Research on Metamorphism
Metamorphism is defined as the mineralogical, chemical and strength adjustments in solid stones to physical and chemical substance conditions which have been imposed because of changes in pressure and temperatures or equally. Metamorphism happens below the area zones of weathering and cementation. Circumstances of metamorphism differ from situations under that the rocks showcased were originally formed. Metamorphism produced because of the intensifying increase in temp and pressure, i. elizabeth. by burial of a ordinary within the earth, is called prograde metamorphism and in basic terms is characterized by lacks reactions, which will release normal water. Agents of Metamorphism
a) frictional slipping of plates
c) gravitational compression
a) burial (lithostatic)
b) aimed pressure as a result of tectonism
3) Chemically Energetic Fluids
a) Water -- circulates reacting to warmth generated by cooling magmas. Exchanges ions between the answer and the rock and roll through which it can be traveling. Types of Metamorphism
Dynamic metamorphism - Metamorphism along faults zones reacting to pressure. Involves a brittle deformation of the ordinary during which it truly is ground in to fine allergens. Heat and chemical essential fluids are less essential. Most important rock is mylonite a very unique lineated rock and roll. Contact metamorphism - Change of dirt at or perhaps near the get in touch with of a chilling pluton. Most significant agents of metamorphism will be heat and circulating essential fluids. Temperatures 300-800 degrees C. Produces a group of zones seen as a the presence of more than one diagnostic minerals. Regional metamorphism - Occurs over a huge area in answer to increased temperature and pressure. Circulating fluids will be unimportant because of the great interesting depth of local metamorphism. Pressure seals pore space in the rocks and fluids won't be able to circulate. Generally, regional metamorphism occurs in tectonically active areas (i. e. dish margins).
Classification of Metamorphic Rocks

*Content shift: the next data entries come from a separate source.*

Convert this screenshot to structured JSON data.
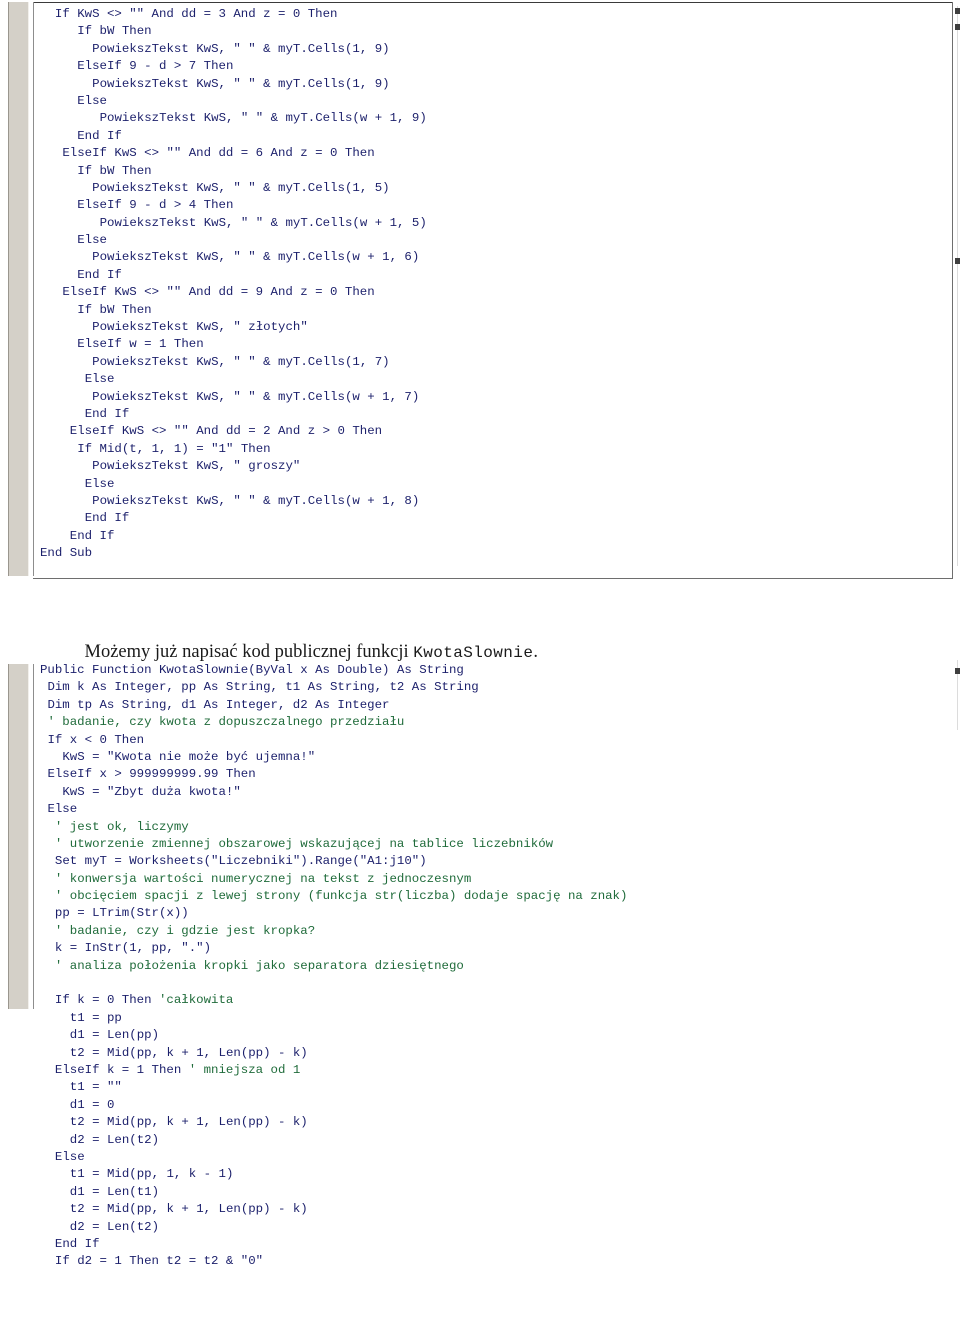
{
  "document": {
    "kind": "scanned-page",
    "language": "pl",
    "background_color": "#ffffff",
    "margin_strip_color": "#d4d0c8",
    "code_color": "#16195c",
    "comment_color": "#1f6b3a"
  },
  "code_block_1": {
    "name": "vba-listing-kwota-slownie-tail",
    "language": "VBA",
    "lines": [
      [
        {
          "t": "If KwS <> \"\" And dd = 3 And z = 0 Then",
          "c": "kw",
          "indent": 2
        }
      ],
      [
        {
          "t": "If bW Then",
          "c": "kw",
          "indent": 5
        }
      ],
      [
        {
          "t": "PowiekszTekst KwS, \" \" & myT.Cells(1, 9)",
          "c": "plain",
          "indent": 7
        }
      ],
      [
        {
          "t": "ElseIf 9 - d > 7 Then",
          "c": "kw",
          "indent": 5
        }
      ],
      [
        {
          "t": "PowiekszTekst KwS, \" \" & myT.Cells(1, 9)",
          "c": "plain",
          "indent": 7
        }
      ],
      [
        {
          "t": "Else",
          "c": "kw",
          "indent": 5
        }
      ],
      [
        {
          "t": "PowiekszTekst KwS, \" \" & myT.Cells(w + 1, 9)",
          "c": "plain",
          "indent": 8
        }
      ],
      [
        {
          "t": "End If",
          "c": "kw",
          "indent": 5
        }
      ],
      [
        {
          "t": "ElseIf KwS <> \"\" And dd = 6 And z = 0 Then",
          "c": "kw",
          "indent": 3
        }
      ],
      [
        {
          "t": "If bW Then",
          "c": "kw",
          "indent": 5
        }
      ],
      [
        {
          "t": "PowiekszTekst KwS, \" \" & myT.Cells(1, 5)",
          "c": "plain",
          "indent": 7
        }
      ],
      [
        {
          "t": "ElseIf 9 - d > 4 Then",
          "c": "kw",
          "indent": 5
        }
      ],
      [
        {
          "t": "PowiekszTekst KwS, \" \" & myT.Cells(w + 1, 5)",
          "c": "plain",
          "indent": 8
        }
      ],
      [
        {
          "t": "Else",
          "c": "kw",
          "indent": 5
        }
      ],
      [
        {
          "t": "PowiekszTekst KwS, \" \" & myT.Cells(w + 1, 6)",
          "c": "plain",
          "indent": 7
        }
      ],
      [
        {
          "t": "End If",
          "c": "kw",
          "indent": 5
        }
      ],
      [
        {
          "t": "ElseIf KwS <> \"\" And dd = 9 And z = 0 Then",
          "c": "kw",
          "indent": 3
        }
      ],
      [
        {
          "t": "If bW Then",
          "c": "kw",
          "indent": 5
        }
      ],
      [
        {
          "t": "PowiekszTekst KwS, \" złotych\"",
          "c": "plain",
          "indent": 7
        }
      ],
      [
        {
          "t": "ElseIf w = 1 Then",
          "c": "kw",
          "indent": 5
        }
      ],
      [
        {
          "t": "PowiekszTekst KwS, \" \" & myT.Cells(1, 7)",
          "c": "plain",
          "indent": 7
        }
      ],
      [
        {
          "t": "Else",
          "c": "kw",
          "indent": 6
        }
      ],
      [
        {
          "t": "PowiekszTekst KwS, \" \" & myT.Cells(w + 1, 7)",
          "c": "plain",
          "indent": 7
        }
      ],
      [
        {
          "t": "End If",
          "c": "kw",
          "indent": 6
        }
      ],
      [
        {
          "t": "ElseIf KwS <> \"\" And dd = 2 And z > 0 Then",
          "c": "kw",
          "indent": 4
        }
      ],
      [
        {
          "t": "If Mid(t, 1, 1) = \"1\" Then",
          "c": "kw",
          "indent": 5
        }
      ],
      [
        {
          "t": "PowiekszTekst KwS, \" groszy\"",
          "c": "plain",
          "indent": 7
        }
      ],
      [
        {
          "t": "Else",
          "c": "kw",
          "indent": 6
        }
      ],
      [
        {
          "t": "PowiekszTekst KwS, \" \" & myT.Cells(w + 1, 8)",
          "c": "plain",
          "indent": 7
        }
      ],
      [
        {
          "t": "End If",
          "c": "kw",
          "indent": 6
        }
      ],
      [
        {
          "t": "End If",
          "c": "kw",
          "indent": 4
        }
      ],
      [
        {
          "t": "End Sub",
          "c": "kw",
          "indent": 0
        }
      ]
    ]
  },
  "paragraph": {
    "name": "intro-paragraph",
    "text_before": "Możemy już napisać kod publicznej funkcji ",
    "code_span": "KwotaSlownie",
    "text_after": "."
  },
  "code_block_2": {
    "name": "vba-listing-kwota-slownie-head",
    "language": "VBA",
    "lines": [
      [
        {
          "t": "Public Function KwotaSlownie(ByVal x As Double) As String",
          "c": "kw",
          "indent": 0
        }
      ],
      [
        {
          "t": "Dim k As Integer, pp As String, t1 As String, t2 As String",
          "c": "kw",
          "indent": 1
        }
      ],
      [
        {
          "t": "Dim tp As String, d1 As Integer, d2 As Integer",
          "c": "kw",
          "indent": 1
        }
      ],
      [
        {
          "t": "' badanie, czy kwota z dopuszczalnego przedziału",
          "c": "comment",
          "indent": 1
        }
      ],
      [
        {
          "t": "If x < 0 Then",
          "c": "kw",
          "indent": 1
        }
      ],
      [
        {
          "t": "KwS = \"Kwota nie może być ujemna!\"",
          "c": "plain",
          "indent": 3
        }
      ],
      [
        {
          "t": "ElseIf x > 999999999.99 Then",
          "c": "kw",
          "indent": 1
        }
      ],
      [
        {
          "t": "KwS = \"Zbyt duża kwota!\"",
          "c": "plain",
          "indent": 3
        }
      ],
      [
        {
          "t": "Else",
          "c": "kw",
          "indent": 1
        }
      ],
      [
        {
          "t": "' jest ok, liczymy",
          "c": "comment",
          "indent": 2
        }
      ],
      [
        {
          "t": "' utworzenie zmiennej obszarowej wskazującej na tablice liczebników",
          "c": "comment",
          "indent": 2
        }
      ],
      [
        {
          "t": "Set myT = Worksheets(\"Liczebniki\").Range(\"A1:j10\")",
          "c": "plain",
          "indent": 2
        }
      ],
      [
        {
          "t": "' konwersja wartości numerycznej na tekst z jednoczesnym",
          "c": "comment",
          "indent": 2
        }
      ],
      [
        {
          "t": "' obcięciem spacji z lewej strony (funkcja str(liczba) dodaje spację na znak)",
          "c": "comment",
          "indent": 2
        }
      ],
      [
        {
          "t": "pp = LTrim(Str(x))",
          "c": "plain",
          "indent": 2
        }
      ],
      [
        {
          "t": "' badanie, czy i gdzie jest kropka?",
          "c": "comment",
          "indent": 2
        }
      ],
      [
        {
          "t": "k = InStr(1, pp, \".\")",
          "c": "plain",
          "indent": 2
        }
      ],
      [
        {
          "t": "' analiza położenia kropki jako separatora dziesiętnego",
          "c": "comment",
          "indent": 2
        }
      ],
      [
        {
          "t": "",
          "c": "plain",
          "indent": 0
        }
      ],
      [
        {
          "t": "If k = 0 Then ",
          "c": "kw",
          "indent": 2
        },
        {
          "t": "'całkowita",
          "c": "comment",
          "indent": 0
        }
      ],
      [
        {
          "t": "t1 = pp",
          "c": "plain",
          "indent": 4
        }
      ],
      [
        {
          "t": "d1 = Len(pp)",
          "c": "plain",
          "indent": 4
        }
      ],
      [
        {
          "t": "t2 = Mid(pp, k + 1, Len(pp) - k)",
          "c": "plain",
          "indent": 4
        }
      ],
      [
        {
          "t": "ElseIf k = 1 Then ",
          "c": "kw",
          "indent": 2
        },
        {
          "t": "' mniejsza od 1",
          "c": "comment",
          "indent": 0
        }
      ],
      [
        {
          "t": "t1 = \"\"",
          "c": "plain",
          "indent": 4
        }
      ],
      [
        {
          "t": "d1 = 0",
          "c": "plain",
          "indent": 4
        }
      ],
      [
        {
          "t": "t2 = Mid(pp, k + 1, Len(pp) - k)",
          "c": "plain",
          "indent": 4
        }
      ],
      [
        {
          "t": "d2 = Len(t2)",
          "c": "plain",
          "indent": 4
        }
      ],
      [
        {
          "t": "Else",
          "c": "kw",
          "indent": 2
        }
      ],
      [
        {
          "t": "t1 = Mid(pp, 1, k - 1)",
          "c": "plain",
          "indent": 4
        }
      ],
      [
        {
          "t": "d1 = Len(t1)",
          "c": "plain",
          "indent": 4
        }
      ],
      [
        {
          "t": "t2 = Mid(pp, k + 1, Len(pp) - k)",
          "c": "plain",
          "indent": 4
        }
      ],
      [
        {
          "t": "d2 = Len(t2)",
          "c": "plain",
          "indent": 4
        }
      ],
      [
        {
          "t": "End If",
          "c": "kw",
          "indent": 2
        }
      ],
      [
        {
          "t": "If d2 = 1 Then t2 = t2 & \"0\"",
          "c": "kw",
          "indent": 2
        }
      ]
    ]
  }
}
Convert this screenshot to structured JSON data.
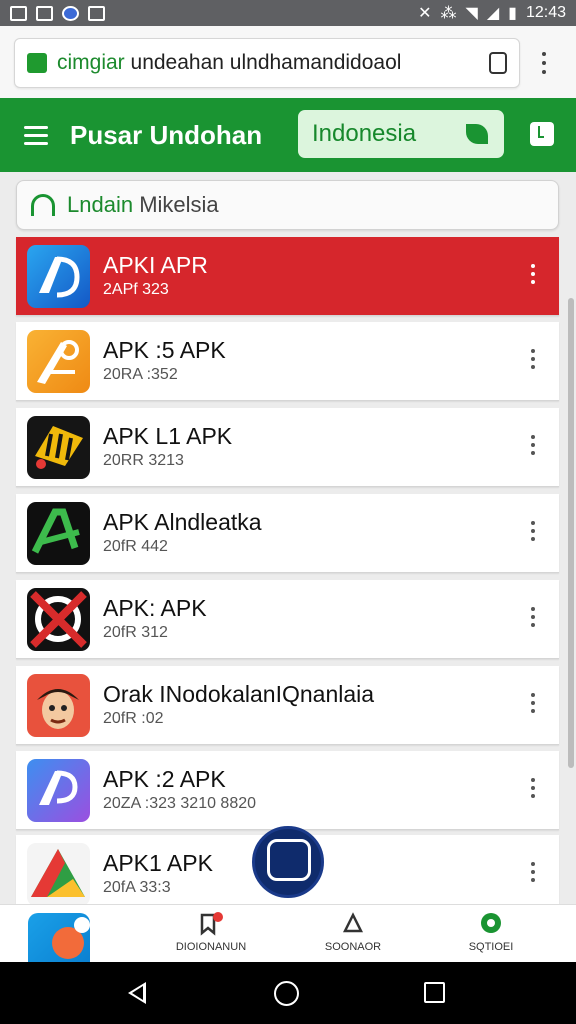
{
  "status_bar": {
    "time": "12:43"
  },
  "browser": {
    "url_green": "cimgiar",
    "url_rest": " undeahan ulndhamandidoaol"
  },
  "toolbar": {
    "title": "Pusar Undohan",
    "country": "Indonesia"
  },
  "search": {
    "icon": "search-icon",
    "green": "Lndain",
    "rest": " Mikelsia"
  },
  "apps": [
    {
      "name": "APKI APR",
      "meta": "2APf 323",
      "highlighted": true,
      "icon_colors": [
        "#1e8fe0",
        "#1561c9"
      ]
    },
    {
      "name": "APK :5 APK",
      "meta": "20RA :352",
      "highlighted": false,
      "icon_colors": [
        "#f7a21a",
        "#f08a12"
      ]
    },
    {
      "name": "APK L1 APK",
      "meta": "20RR 3213",
      "highlighted": false,
      "icon_colors": [
        "#1b1b1b",
        "#f0b90b"
      ]
    },
    {
      "name": "APK Alndleatka",
      "meta": "20fR 442",
      "highlighted": false,
      "icon_colors": [
        "#111",
        "#38b44a"
      ]
    },
    {
      "name": "APK: APK",
      "meta": "20fR 312",
      "highlighted": false,
      "icon_colors": [
        "#141414",
        "#d72b2b"
      ]
    },
    {
      "name": "Orak INodokalanIQnanlaia",
      "meta": "20fR :02",
      "highlighted": false,
      "icon_colors": [
        "#e8523d",
        "#5a2a12"
      ]
    },
    {
      "name": "APK :2 APK",
      "meta": "20ZA :323 3210 8820",
      "highlighted": false,
      "icon_colors": [
        "#3d7fe6",
        "#9b4fe0"
      ]
    },
    {
      "name": "APK1 APK",
      "meta": "20fA 33:3",
      "highlighted": false,
      "icon_colors": [
        "#2f9e44",
        "#e53935"
      ]
    }
  ],
  "bottom_nav": [
    {
      "label": "",
      "icon": "app-icon"
    },
    {
      "label": "DIOIONANUN",
      "icon": "bookmark-badge-icon"
    },
    {
      "label": "SOONAOR",
      "icon": "bell-icon"
    },
    {
      "label": "SQTIOEI",
      "icon": "chat-icon"
    }
  ],
  "colors": {
    "brand": "#1a9432",
    "highlight": "#d6262c"
  }
}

Method oriented classification just as is that for the igneous rocks. The two prominent processes are regional and contact metamorphism. Foliated -- Contain thready or planar features. Type in response to active pressure during local metamorphism. Foliation is not to be mistaken for the original sedimentary layering. Standing - Fine grained, with nice rock and roll cleavage. Boobs due to the parallel orientation in the mica embryon. Phyllite - Well developed leafing. Grains a little bit larger than those of a standing. Again consists of mica. Poorer rock cleavage. Schist -- Contains grains that can be found by the eye. Still has apparent foliation. May be most common of metamorphic rubble. Gneiss - Consists of switching light (feldspar-quartz) and dark (amphibole-biotite) groups. Requires a bigger degree of metamorphism. Non-foliated -- Show not any evidence of leafing and are apt to form within a contact metamorphic environment where pressure can be unimportant. Marble - Recrystallized limestone (calcite).
Quartzite - Metamorphosed quartz sandstone.
Hornfels - " Spotted rock" due to the occurrence of large crystals in a fine-grained matrix. Anatexis, in geology, the differential, or partially, melting of rocks. Every single mineral within a rock has its melting temperature, which is reduced to differing degrees simply by its close association to minerals. As well as the melting heat of each person mineral, pressure, temperature, and the presence of volatiles all influence the melting temp of a vitamin assemblage; a rock includes a melting selection dependent upon these kinds of parameters. At the same time of anatexis, rocks are buried to such wonderful depths that the increase of pressure and temperature triggers partial melting; as the temperature is increased, an increasing percentage in the rock turns into liquid. The rock small fraction with the most affordable melting range typically provides a granitic formula, and the unmelted residuum is somewhat more mafic. The layers of granite in...